Wednesday, January 19, 2005

Jumbo or Dumbo?

A380: Jumbo or Dumbo?

Airbus unveiled yesterday the world's largest commercial jet, the A380 SuperJumbo, capable of carrying 800 passengers in its all-economy configuration, 555 in its three-class configuration. The question: does this signal the end of Boeing as a viable competitor to Airbus, or is this Airbus' Concorde, Edsel, and/or Le Car? The answer depends on how the plane performs, its acceptance in the market, and its cost to produce. Some of the trade-offs:

Dumbo: terminal infrastructure costs, long ground prep times, hidden development costs, limited deployment flexibility, passenger avoidance, soft hub demand, WTO pressure on subsidies, terrorist target.

Jumbo: traveler amenities (casino, beds, bars, work out area in first class config), lower fares, lower operating costs, added passenger and cargo capacity for high demand routes

In the 80s, super-size container ships that couldn't fit through the Panama Canal (post-Panamax) were introduced into the Pacific trade, dramatically lowering shipping and operating costs, and helping to promote the global trade boom. FedEx and UPS have both ordered 10 A380s apiece, no doubt fully understanding the economies of scale and the leverage of fixed assets against heavy demand - so this story isn't just about passengers.

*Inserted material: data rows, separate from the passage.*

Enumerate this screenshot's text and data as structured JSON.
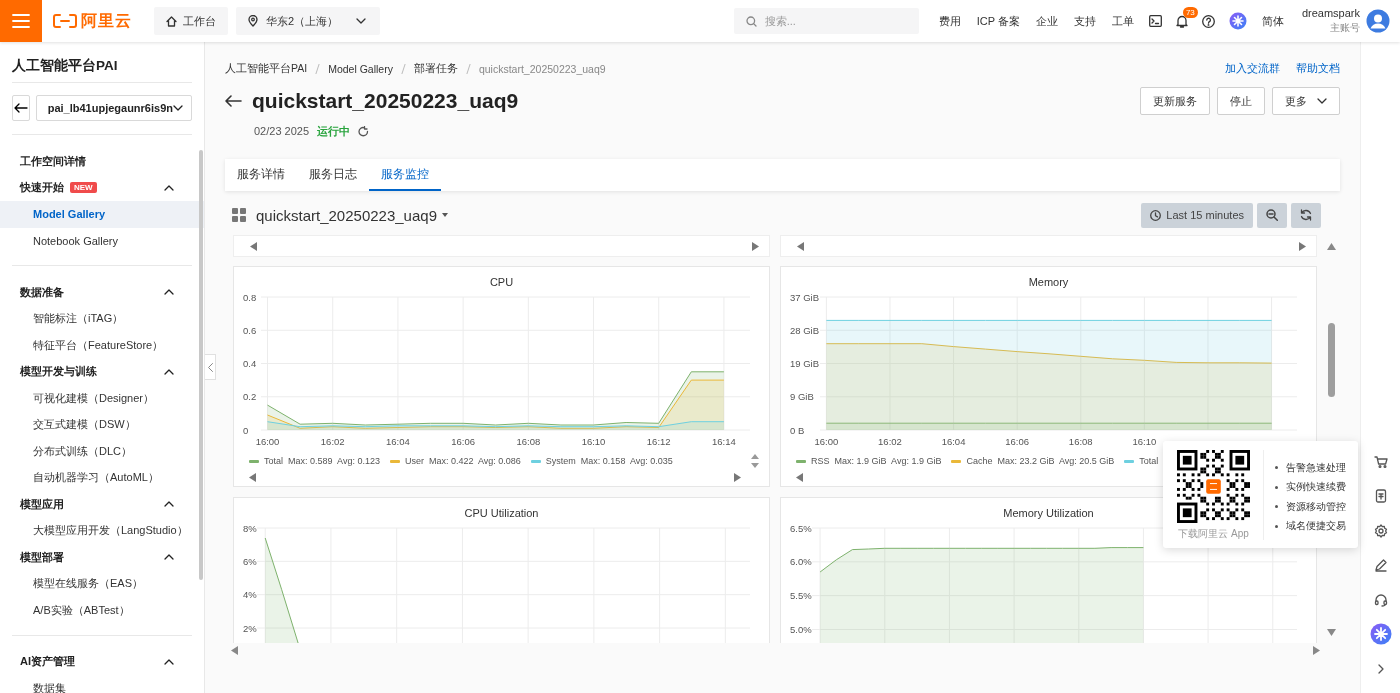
{
  "topbar": {
    "logo": "阿里云",
    "workbench": "工作台",
    "region": "华东2（上海）",
    "search": {
      "placeholder": "搜索..."
    },
    "links": [
      "费用",
      "ICP 备案",
      "企业",
      "支持",
      "工单"
    ],
    "notifications": "73",
    "language": "简体",
    "user": {
      "name": "dreamspark",
      "role": "主账号"
    }
  },
  "sidebar": {
    "title": "人工智能平台PAI",
    "workspace": "pai_lb41upjegaunr6is9n",
    "sections": [
      {
        "items": [
          {
            "kind": "link",
            "label": "工作空间详情"
          },
          {
            "kind": "group",
            "label": "快速开始",
            "badge": "NEW",
            "expanded": true,
            "children": [
              {
                "label": "Model Gallery",
                "selected": true
              },
              {
                "label": "Notebook Gallery",
                "selected": false
              }
            ]
          }
        ]
      },
      {
        "items": [
          {
            "kind": "group",
            "label": "数据准备",
            "expanded": true,
            "children": [
              {
                "label": "智能标注（iTAG）",
                "selected": false
              },
              {
                "label": "特征平台（FeatureStore）",
                "selected": false
              }
            ]
          },
          {
            "kind": "group",
            "label": "模型开发与训练",
            "expanded": true,
            "children": [
              {
                "label": "可视化建模（Designer）",
                "selected": false
              },
              {
                "label": "交互式建模（DSW）",
                "selected": false
              },
              {
                "label": "分布式训练（DLC）",
                "selected": false
              },
              {
                "label": "自动机器学习（AutoML）",
                "selected": false
              }
            ]
          },
          {
            "kind": "group",
            "label": "模型应用",
            "expanded": true,
            "children": [
              {
                "label": "大模型应用开发（LangStudio）",
                "selected": false
              }
            ]
          },
          {
            "kind": "group",
            "label": "模型部署",
            "expanded": true,
            "children": [
              {
                "label": "模型在线服务（EAS）",
                "selected": false
              },
              {
                "label": "A/B实验（ABTest）",
                "selected": false
              }
            ]
          }
        ]
      },
      {
        "items": [
          {
            "kind": "group",
            "label": "AI资产管理",
            "expanded": true,
            "children": [
              {
                "label": "数据集",
                "selected": false
              }
            ]
          }
        ]
      }
    ]
  },
  "header": {
    "breadcrumb": [
      "人工智能平台PAI",
      "Model Gallery",
      "部署任务",
      "quickstart_20250223_uaq9"
    ],
    "links": [
      "加入交流群",
      "帮助文档"
    ],
    "title": "quickstart_20250223_uaq9",
    "buttons": [
      {
        "label": "更新服务",
        "kind": "button"
      },
      {
        "label": "停止",
        "kind": "button"
      },
      {
        "label": "更多",
        "kind": "dropdown"
      }
    ],
    "date": "02/23 2025",
    "status": "运行中",
    "tabs": [
      {
        "label": "服务详情",
        "selected": false
      },
      {
        "label": "服务日志",
        "selected": false
      },
      {
        "label": "服务监控",
        "selected": true
      }
    ]
  },
  "dashboard": {
    "name": "quickstart_20250223_uaq9",
    "time_range": "Last 15 minutes",
    "panels": [
      {
        "legend_stats": [
          "Max: 0.589  Avg: 0.123",
          "Max: 0.422  Avg: 0.086",
          "Max: 0.158  Avg: 0.035"
        ],
        "chart_data": {
          "type": "area",
          "title": "CPU",
          "grid": true,
          "legend": "bottom",
          "categories": [
            "16:00",
            null,
            "16:02",
            null,
            "16:04",
            null,
            "16:06",
            null,
            "16:08",
            null,
            "16:10",
            null,
            "16:12",
            null,
            "16:14"
          ],
          "ylim": [
            0,
            0.8
          ],
          "yticks": [
            0,
            0.2,
            0.4,
            0.6,
            0.8
          ],
          "series": [
            {
              "name": "Total",
              "color": "#7eb26d",
              "values": [
                0.15,
                0.035,
                0.04,
                0.03,
                0.035,
                0.04,
                0.04,
                0.03,
                0.04,
                0.03,
                0.03,
                0.045,
                0.04,
                0.35,
                0.35
              ]
            },
            {
              "name": "User",
              "color": "#eab839",
              "values": [
                0.09,
                0.01,
                0.02,
                0.01,
                0.015,
                0.02,
                0.02,
                0.015,
                0.02,
                0.01,
                0.01,
                0.02,
                0.015,
                0.3,
                0.3
              ]
            },
            {
              "name": "System",
              "color": "#6ed0e0",
              "values": [
                0.05,
                0.02,
                0.025,
                0.02,
                0.025,
                0.025,
                0.025,
                0.02,
                0.025,
                0.02,
                0.02,
                0.025,
                0.02,
                0.05,
                0.05
              ]
            }
          ]
        }
      },
      {
        "legend_stats": [
          "Max: 1.9 GiB  Avg: 1.9 GiB",
          "Max: 23.2 GiB  Avg: 20.5 GiB"
        ],
        "chart_data": {
          "type": "area",
          "title": "Memory",
          "grid": true,
          "legend": "bottom",
          "categories": [
            "16:00",
            null,
            "16:02",
            null,
            "16:04",
            null,
            "16:06",
            null,
            "16:08",
            null,
            "16:10",
            null,
            null,
            null,
            null
          ],
          "ylim": [
            0,
            37
          ],
          "yticks": [
            {
              "value": 0,
              "label": "0 B"
            },
            {
              "value": 9.25,
              "label": "9 GiB"
            },
            {
              "value": 18.5,
              "label": "19 GiB"
            },
            {
              "value": 27.75,
              "label": "28 GiB"
            },
            {
              "value": 37,
              "label": "37 GiB"
            }
          ],
          "series": [
            {
              "name": "RSS",
              "color": "#7eb26d",
              "values": [
                1.9,
                1.9,
                1.9,
                1.9,
                1.9,
                1.9,
                1.9,
                1.9,
                1.9,
                1.9,
                1.9,
                1.9,
                1.9,
                1.9,
                1.9
              ]
            },
            {
              "name": "Cache",
              "color": "#eab839",
              "values": [
                24,
                24,
                24,
                24,
                23.2,
                22.5,
                21.8,
                21.2,
                20.5,
                19.8,
                19.4,
                18.8,
                18.7,
                18.7,
                18.6
              ]
            },
            {
              "name": "Total",
              "color": "#6ed0e0",
              "values": [
                30.5,
                30.5,
                30.5,
                30.5,
                30.5,
                30.5,
                30.5,
                30.5,
                30.5,
                30.5,
                30.5,
                30.5,
                30.5,
                30.5,
                30.5
              ]
            }
          ]
        }
      },
      {
        "chart_data": {
          "type": "area",
          "title": "CPU Utilization",
          "grid": true,
          "categories": [
            null,
            null,
            null,
            null,
            null,
            null,
            null,
            null,
            null,
            null,
            null,
            null,
            null,
            null,
            null,
            null,
            null,
            null,
            null,
            null,
            null,
            null,
            null,
            null,
            null,
            null,
            null,
            null,
            null,
            null
          ],
          "ylim": [
            1.1,
            8
          ],
          "yticks": [
            {
              "value": 2,
              "label": "2%"
            },
            {
              "value": 4,
              "label": "4%"
            },
            {
              "value": 6,
              "label": "6%"
            },
            {
              "value": 8,
              "label": "8%"
            }
          ],
          "series": [
            {
              "color": "#7eb26d",
              "values": [
                7.4,
                4.3,
                1.1,
                null,
                null,
                null,
                null,
                null,
                null,
                null,
                null,
                null,
                null,
                null,
                null,
                null,
                null,
                null,
                null,
                null,
                null,
                null,
                null,
                null,
                null,
                null,
                null,
                null,
                null,
                null
              ]
            }
          ]
        }
      },
      {
        "chart_data": {
          "type": "area",
          "title": "Memory Utilization",
          "grid": true,
          "categories": [
            null,
            null,
            null,
            null,
            null,
            null,
            null,
            null,
            null,
            null,
            null,
            null,
            null,
            null,
            null,
            null,
            null,
            null,
            null,
            null,
            null,
            null,
            null,
            null,
            null,
            null,
            null,
            null,
            null,
            null
          ],
          "ylim": [
            4.8,
            6.5
          ],
          "yticks": [
            {
              "value": 5,
              "label": "5.0%"
            },
            {
              "value": 5.5,
              "label": "5.5%"
            },
            {
              "value": 6,
              "label": "6.0%"
            },
            {
              "value": 6.5,
              "label": "6.5%"
            }
          ],
          "series": [
            {
              "color": "#7eb26d",
              "values": [
                5.85,
                6.03,
                6.18,
                6.19,
                6.2,
                6.2,
                6.2,
                6.2,
                6.2,
                6.2,
                6.2,
                6.2,
                6.2,
                6.2,
                6.2,
                6.2,
                6.2,
                6.2,
                6.21,
                6.21,
                6.21,
                null,
                null,
                null,
                null,
                null,
                null,
                null,
                null,
                null
              ]
            }
          ]
        }
      }
    ]
  },
  "app_promo": {
    "caption": "下载阿里云 App",
    "features": [
      "告警急速处理",
      "实例快速续费",
      "资源移动管控",
      "域名便捷交易"
    ]
  }
}
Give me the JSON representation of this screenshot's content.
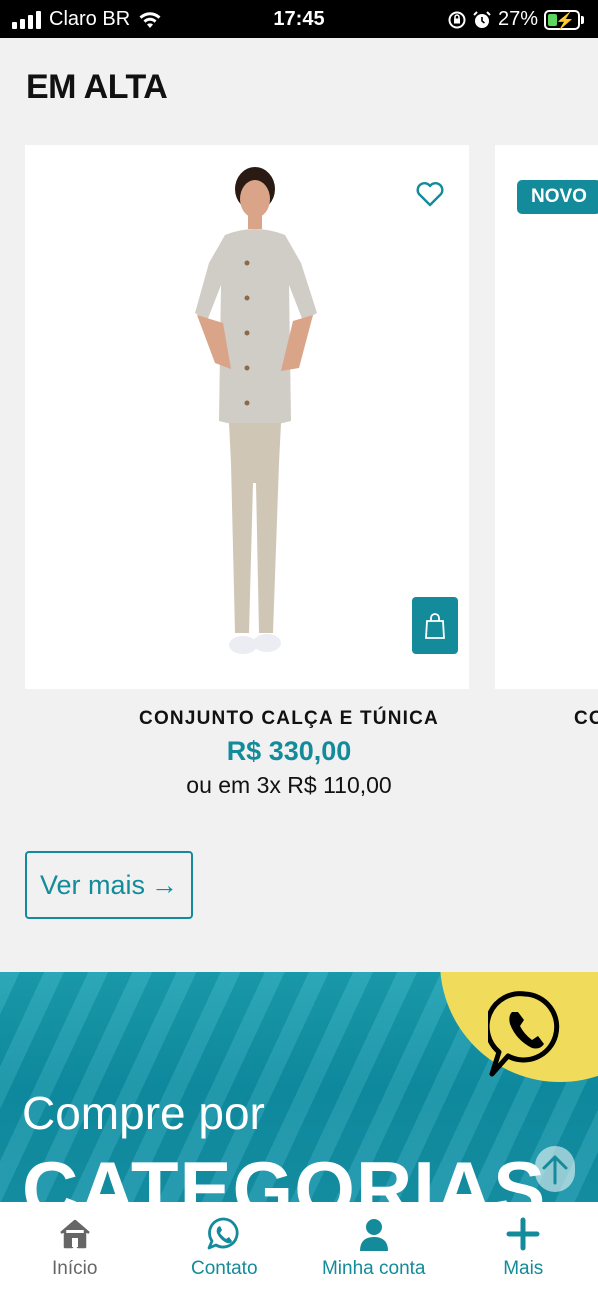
{
  "status_bar": {
    "carrier": "Claro BR",
    "time": "17:45",
    "battery": "27%"
  },
  "section": {
    "title": "EM ALTA"
  },
  "products": [
    {
      "name": "CONJUNTO CALÇA E TÚNICA",
      "price": "R$ 330,00",
      "installments": "ou em 3x R$ 110,00",
      "icons": [
        "heart-icon",
        "shopping-bag-icon"
      ]
    },
    {
      "badge": "NOVO",
      "name_partial": "CO"
    }
  ],
  "actions": {
    "see_more": "Ver mais",
    "see_more_arrow": "→"
  },
  "banner": {
    "small_text": "Compre por",
    "big_text": "CATEGORIAS"
  },
  "bottom_nav": {
    "items": [
      {
        "label": "Início",
        "icon": "home-icon"
      },
      {
        "label": "Contato",
        "icon": "whatsapp-icon"
      },
      {
        "label": "Minha conta",
        "icon": "user-icon"
      },
      {
        "label": "Mais",
        "icon": "plus-icon"
      }
    ]
  },
  "colors": {
    "accent": "#138b9a",
    "background": "#f1f1f1",
    "banner_yellow": "#f0dc5a"
  }
}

It's likely that, provided it can manufacture these beasts in an efficient manner (a big assumption), Airbus will further pull ahead of Boeing, putting increasing pressure on the release of their 7E7 Dreamliner in 2008. That plane is focused on point to point, high efficiency, mid-range passenger load. There's a market for both products, but it's telling that Boeing is also defensively upgrading its 747.